Work to complete: Exactly the lines from the one with "Give me the" through the final line of the entries, and nothing else, should appear in the answer; no pictures go in it.

Input START

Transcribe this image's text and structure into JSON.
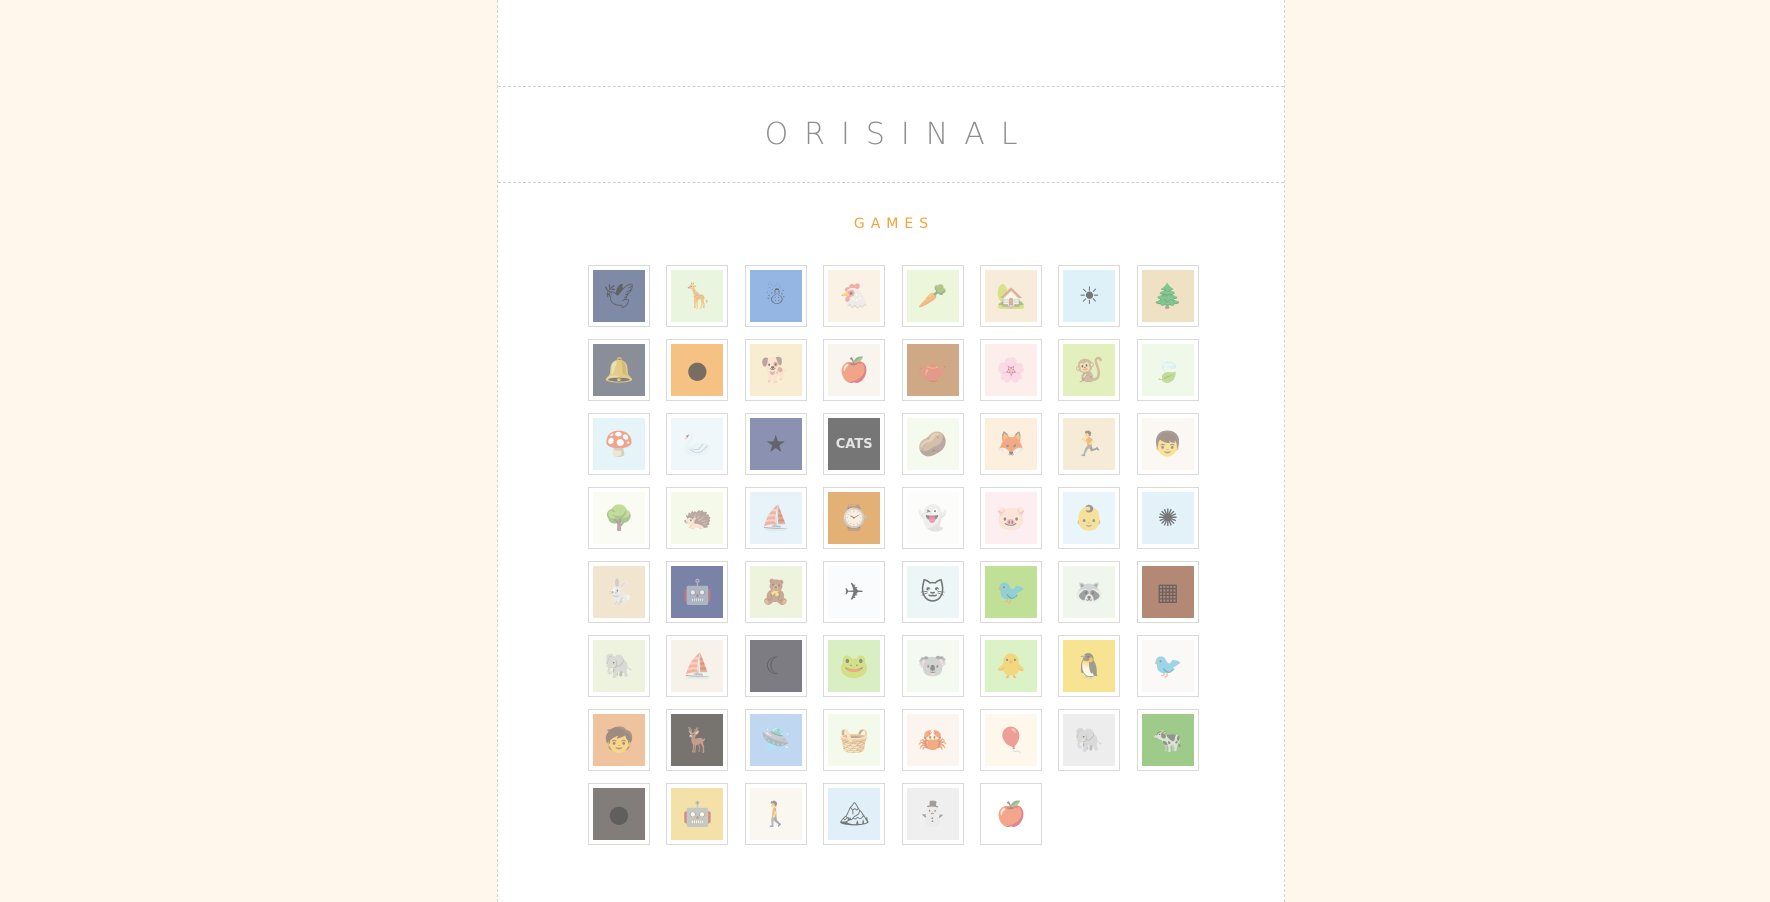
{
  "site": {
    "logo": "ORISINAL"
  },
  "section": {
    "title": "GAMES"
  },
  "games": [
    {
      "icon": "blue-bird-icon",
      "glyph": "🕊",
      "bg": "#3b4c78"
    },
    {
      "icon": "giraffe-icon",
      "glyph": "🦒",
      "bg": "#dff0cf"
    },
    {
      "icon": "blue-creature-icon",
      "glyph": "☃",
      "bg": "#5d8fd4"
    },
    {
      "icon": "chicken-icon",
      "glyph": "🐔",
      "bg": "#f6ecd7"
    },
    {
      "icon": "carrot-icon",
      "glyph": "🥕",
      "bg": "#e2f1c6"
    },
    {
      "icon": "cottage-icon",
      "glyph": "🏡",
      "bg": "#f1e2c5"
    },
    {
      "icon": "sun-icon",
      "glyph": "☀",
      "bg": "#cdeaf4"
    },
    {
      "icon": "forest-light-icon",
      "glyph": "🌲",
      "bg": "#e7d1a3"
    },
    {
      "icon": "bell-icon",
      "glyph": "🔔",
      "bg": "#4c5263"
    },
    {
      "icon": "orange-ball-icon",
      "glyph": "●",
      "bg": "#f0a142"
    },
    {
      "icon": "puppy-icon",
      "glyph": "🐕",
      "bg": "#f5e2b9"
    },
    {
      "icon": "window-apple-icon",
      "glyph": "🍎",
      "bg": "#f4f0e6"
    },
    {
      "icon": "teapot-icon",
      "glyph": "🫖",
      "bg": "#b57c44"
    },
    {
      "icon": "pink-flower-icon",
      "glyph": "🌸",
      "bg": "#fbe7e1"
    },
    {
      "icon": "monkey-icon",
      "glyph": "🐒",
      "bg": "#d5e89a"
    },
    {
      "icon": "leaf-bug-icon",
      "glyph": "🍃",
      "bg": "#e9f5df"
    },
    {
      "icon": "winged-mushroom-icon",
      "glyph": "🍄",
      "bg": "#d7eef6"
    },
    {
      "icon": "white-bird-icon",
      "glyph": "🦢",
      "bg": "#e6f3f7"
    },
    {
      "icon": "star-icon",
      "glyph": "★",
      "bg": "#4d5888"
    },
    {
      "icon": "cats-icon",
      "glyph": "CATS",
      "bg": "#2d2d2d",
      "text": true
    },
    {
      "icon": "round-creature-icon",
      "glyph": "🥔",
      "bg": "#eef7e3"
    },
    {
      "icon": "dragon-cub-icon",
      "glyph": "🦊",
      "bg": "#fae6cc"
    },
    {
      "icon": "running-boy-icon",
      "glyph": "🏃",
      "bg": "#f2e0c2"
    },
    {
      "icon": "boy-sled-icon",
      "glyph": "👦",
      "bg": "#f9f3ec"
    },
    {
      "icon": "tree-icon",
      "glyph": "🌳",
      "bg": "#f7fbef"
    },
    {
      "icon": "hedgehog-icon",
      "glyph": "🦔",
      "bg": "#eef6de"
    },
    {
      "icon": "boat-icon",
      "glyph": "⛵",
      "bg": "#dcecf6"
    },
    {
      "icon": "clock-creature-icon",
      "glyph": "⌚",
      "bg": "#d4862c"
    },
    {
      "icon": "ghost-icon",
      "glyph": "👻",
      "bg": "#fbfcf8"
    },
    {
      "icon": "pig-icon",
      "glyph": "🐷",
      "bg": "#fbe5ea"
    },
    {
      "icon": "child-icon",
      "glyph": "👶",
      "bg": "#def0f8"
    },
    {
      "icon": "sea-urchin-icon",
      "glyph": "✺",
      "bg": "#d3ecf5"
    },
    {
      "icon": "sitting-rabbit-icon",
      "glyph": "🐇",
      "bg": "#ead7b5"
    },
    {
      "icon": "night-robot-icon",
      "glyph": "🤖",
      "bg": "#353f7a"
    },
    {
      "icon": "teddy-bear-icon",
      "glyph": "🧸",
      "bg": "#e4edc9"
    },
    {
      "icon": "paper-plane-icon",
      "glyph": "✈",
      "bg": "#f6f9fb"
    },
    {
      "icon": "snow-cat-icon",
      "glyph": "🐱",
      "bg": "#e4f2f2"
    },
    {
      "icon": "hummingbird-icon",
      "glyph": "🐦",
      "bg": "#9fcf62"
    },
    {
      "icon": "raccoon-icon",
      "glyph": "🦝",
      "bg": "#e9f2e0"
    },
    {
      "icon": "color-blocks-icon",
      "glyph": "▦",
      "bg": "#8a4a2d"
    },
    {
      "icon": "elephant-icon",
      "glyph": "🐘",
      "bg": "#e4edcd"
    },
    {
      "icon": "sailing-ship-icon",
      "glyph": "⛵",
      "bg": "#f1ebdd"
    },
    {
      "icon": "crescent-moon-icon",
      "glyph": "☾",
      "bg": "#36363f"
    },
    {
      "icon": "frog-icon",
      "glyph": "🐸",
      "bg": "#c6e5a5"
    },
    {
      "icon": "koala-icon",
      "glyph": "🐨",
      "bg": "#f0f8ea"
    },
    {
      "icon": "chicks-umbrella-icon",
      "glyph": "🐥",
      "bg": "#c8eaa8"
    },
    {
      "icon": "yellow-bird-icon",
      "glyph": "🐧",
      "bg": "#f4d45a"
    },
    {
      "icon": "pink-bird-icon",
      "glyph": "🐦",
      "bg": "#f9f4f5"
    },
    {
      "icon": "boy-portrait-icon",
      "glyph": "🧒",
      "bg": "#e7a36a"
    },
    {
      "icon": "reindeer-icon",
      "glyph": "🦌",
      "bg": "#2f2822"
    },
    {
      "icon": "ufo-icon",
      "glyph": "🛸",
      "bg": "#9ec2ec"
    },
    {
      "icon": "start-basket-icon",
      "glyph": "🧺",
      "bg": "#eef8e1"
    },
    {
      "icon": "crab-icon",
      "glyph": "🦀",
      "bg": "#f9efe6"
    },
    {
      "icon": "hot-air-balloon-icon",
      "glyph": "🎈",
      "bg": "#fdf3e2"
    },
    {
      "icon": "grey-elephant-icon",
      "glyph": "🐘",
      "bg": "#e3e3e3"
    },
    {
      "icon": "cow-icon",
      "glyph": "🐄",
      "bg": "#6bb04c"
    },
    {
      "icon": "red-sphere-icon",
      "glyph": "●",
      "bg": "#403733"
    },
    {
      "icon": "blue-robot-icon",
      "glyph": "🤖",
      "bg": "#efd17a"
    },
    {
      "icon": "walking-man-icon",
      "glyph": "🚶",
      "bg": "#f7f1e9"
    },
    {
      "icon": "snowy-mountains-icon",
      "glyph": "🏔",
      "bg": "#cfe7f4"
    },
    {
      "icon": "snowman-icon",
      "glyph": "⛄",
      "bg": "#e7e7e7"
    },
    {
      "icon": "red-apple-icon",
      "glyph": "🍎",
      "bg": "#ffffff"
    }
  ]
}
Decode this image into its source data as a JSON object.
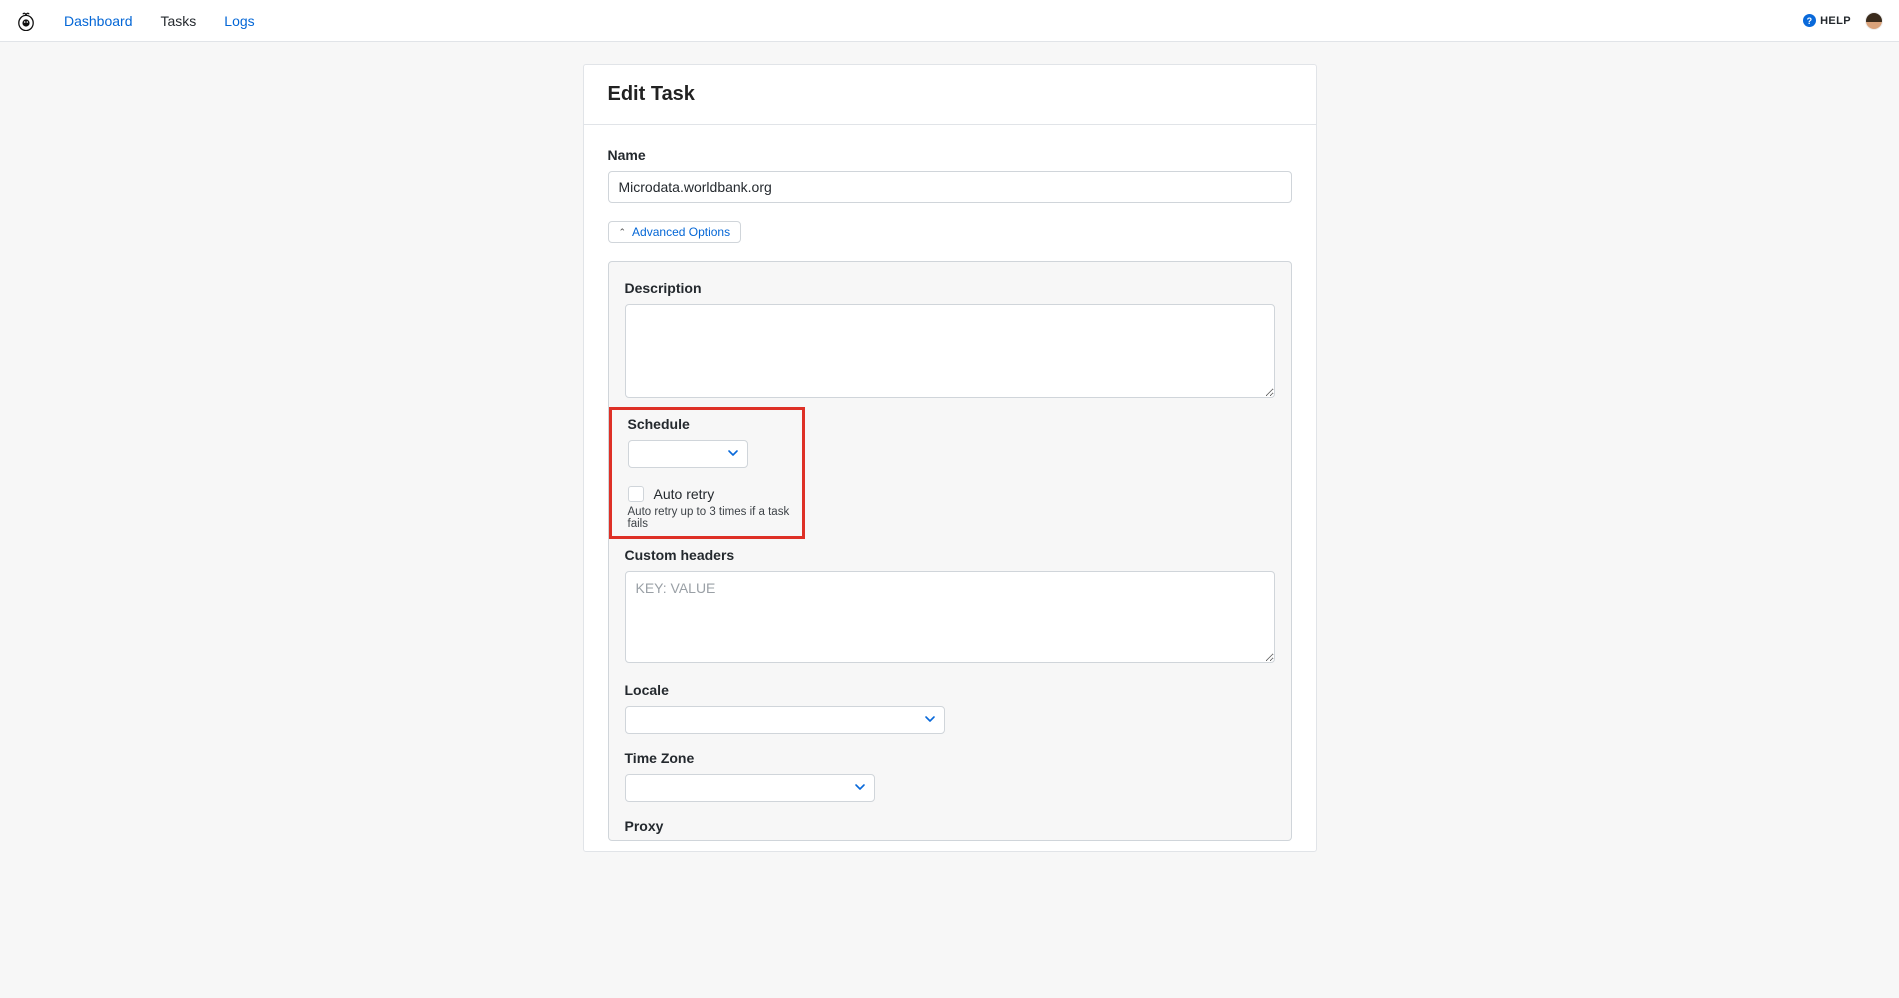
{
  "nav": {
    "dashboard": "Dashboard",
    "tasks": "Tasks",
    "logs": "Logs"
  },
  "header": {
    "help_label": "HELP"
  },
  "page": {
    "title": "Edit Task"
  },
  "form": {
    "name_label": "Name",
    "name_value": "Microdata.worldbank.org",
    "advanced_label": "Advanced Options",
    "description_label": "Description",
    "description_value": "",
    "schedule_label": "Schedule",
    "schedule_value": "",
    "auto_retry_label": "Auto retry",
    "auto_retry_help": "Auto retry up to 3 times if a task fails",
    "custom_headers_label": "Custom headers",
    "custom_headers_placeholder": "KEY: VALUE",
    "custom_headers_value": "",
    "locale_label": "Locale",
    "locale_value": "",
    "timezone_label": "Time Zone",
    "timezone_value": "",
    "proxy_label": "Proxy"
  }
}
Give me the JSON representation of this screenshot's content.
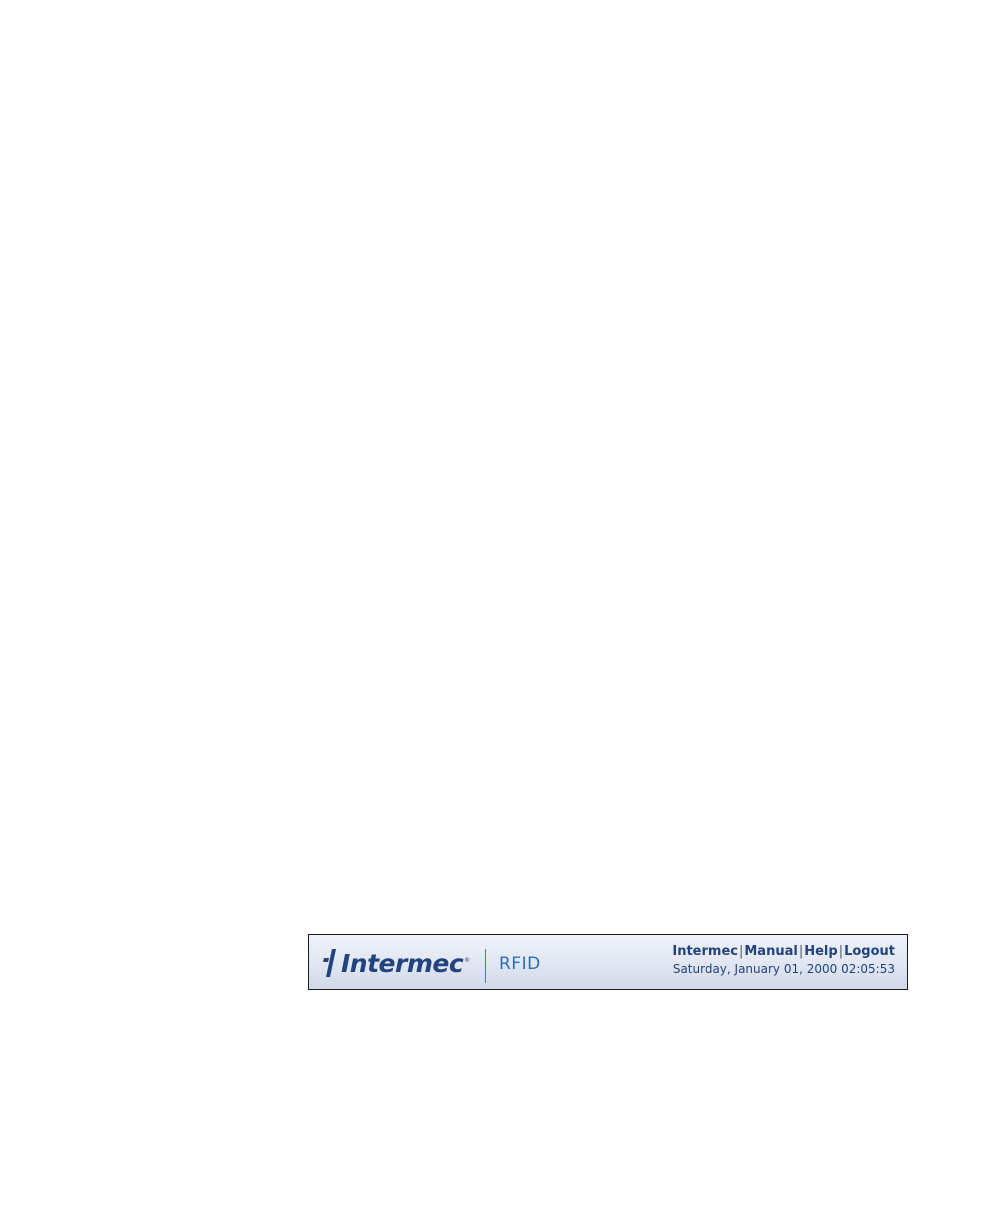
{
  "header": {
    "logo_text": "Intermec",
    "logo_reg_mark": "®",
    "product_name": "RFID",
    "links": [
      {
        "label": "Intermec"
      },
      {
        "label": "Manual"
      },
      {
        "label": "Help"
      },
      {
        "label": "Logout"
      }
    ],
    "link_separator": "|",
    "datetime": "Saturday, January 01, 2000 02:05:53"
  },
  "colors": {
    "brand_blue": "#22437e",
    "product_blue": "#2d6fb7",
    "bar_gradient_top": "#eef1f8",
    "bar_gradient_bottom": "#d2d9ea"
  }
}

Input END

Problem solution:
Give me the JSON representation of this screenshot's content.
{
  "header": {
    "logo_text": "Intermec",
    "logo_reg_mark": "®",
    "product_name": "RFID",
    "links": [
      {
        "label": "Intermec"
      },
      {
        "label": "Manual"
      },
      {
        "label": "Help"
      },
      {
        "label": "Logout"
      }
    ],
    "link_separator": "|",
    "datetime": "Saturday, January 01, 2000 02:05:53"
  },
  "colors": {
    "brand_blue": "#22437e",
    "product_blue": "#2d6fb7",
    "bar_gradient_top": "#eef1f8",
    "bar_gradient_bottom": "#d2d9ea"
  }
}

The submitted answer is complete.